[Source material]

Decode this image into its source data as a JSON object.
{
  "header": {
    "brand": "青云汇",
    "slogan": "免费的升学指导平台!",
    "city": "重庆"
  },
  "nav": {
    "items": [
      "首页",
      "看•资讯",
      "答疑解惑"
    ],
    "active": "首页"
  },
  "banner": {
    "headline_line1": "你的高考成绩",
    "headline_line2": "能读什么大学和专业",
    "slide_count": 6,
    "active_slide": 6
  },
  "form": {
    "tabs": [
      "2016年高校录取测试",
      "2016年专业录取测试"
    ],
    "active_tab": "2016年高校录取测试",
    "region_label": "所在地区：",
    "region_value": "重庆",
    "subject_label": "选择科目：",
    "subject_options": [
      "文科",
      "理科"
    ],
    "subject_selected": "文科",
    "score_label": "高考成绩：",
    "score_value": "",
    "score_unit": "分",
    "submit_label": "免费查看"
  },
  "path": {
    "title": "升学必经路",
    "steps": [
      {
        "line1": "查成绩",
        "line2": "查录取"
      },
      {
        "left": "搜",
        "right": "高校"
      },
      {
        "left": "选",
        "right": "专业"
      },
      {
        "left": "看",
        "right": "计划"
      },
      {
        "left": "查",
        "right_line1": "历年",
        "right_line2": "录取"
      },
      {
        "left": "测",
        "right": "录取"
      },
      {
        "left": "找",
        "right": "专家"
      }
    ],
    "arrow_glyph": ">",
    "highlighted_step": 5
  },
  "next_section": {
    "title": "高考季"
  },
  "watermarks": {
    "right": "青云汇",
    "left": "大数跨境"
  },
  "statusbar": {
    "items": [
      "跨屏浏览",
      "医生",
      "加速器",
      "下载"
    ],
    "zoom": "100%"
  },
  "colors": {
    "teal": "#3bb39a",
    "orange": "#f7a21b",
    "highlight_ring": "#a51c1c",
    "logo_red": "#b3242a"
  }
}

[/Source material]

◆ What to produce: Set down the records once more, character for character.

◆ Exercise response:
Decode this image into its source data as a JSON object.
{
  "header": {
    "brand": "青云汇",
    "slogan": "免费的升学指导平台!",
    "city": "重庆"
  },
  "nav": {
    "items": [
      "首页",
      "看•资讯",
      "答疑解惑"
    ],
    "active": "首页"
  },
  "banner": {
    "headline_line1": "你的高考成绩",
    "headline_line2": "能读什么大学和专业",
    "slide_count": 6,
    "active_slide": 6
  },
  "form": {
    "tabs": [
      "2016年高校录取测试",
      "2016年专业录取测试"
    ],
    "active_tab": "2016年高校录取测试",
    "region_label": "所在地区：",
    "region_value": "重庆",
    "subject_label": "选择科目：",
    "subject_options": [
      "文科",
      "理科"
    ],
    "subject_selected": "文科",
    "score_label": "高考成绩：",
    "score_value": "",
    "score_unit": "分",
    "submit_label": "免费查看"
  },
  "path": {
    "title": "升学必经路",
    "steps": [
      {
        "line1": "查成绩",
        "line2": "查录取"
      },
      {
        "left": "搜",
        "right": "高校"
      },
      {
        "left": "选",
        "right": "专业"
      },
      {
        "left": "看",
        "right": "计划"
      },
      {
        "left": "查",
        "right_line1": "历年",
        "right_line2": "录取"
      },
      {
        "left": "测",
        "right": "录取"
      },
      {
        "left": "找",
        "right": "专家"
      }
    ],
    "arrow_glyph": ">",
    "highlighted_step": 5
  },
  "next_section": {
    "title": "高考季"
  },
  "watermarks": {
    "right": "青云汇",
    "left": "大数跨境"
  },
  "statusbar": {
    "items": [
      "跨屏浏览",
      "医生",
      "加速器",
      "下载"
    ],
    "zoom": "100%"
  },
  "colors": {
    "teal": "#3bb39a",
    "orange": "#f7a21b",
    "highlight_ring": "#a51c1c",
    "logo_red": "#b3242a"
  }
}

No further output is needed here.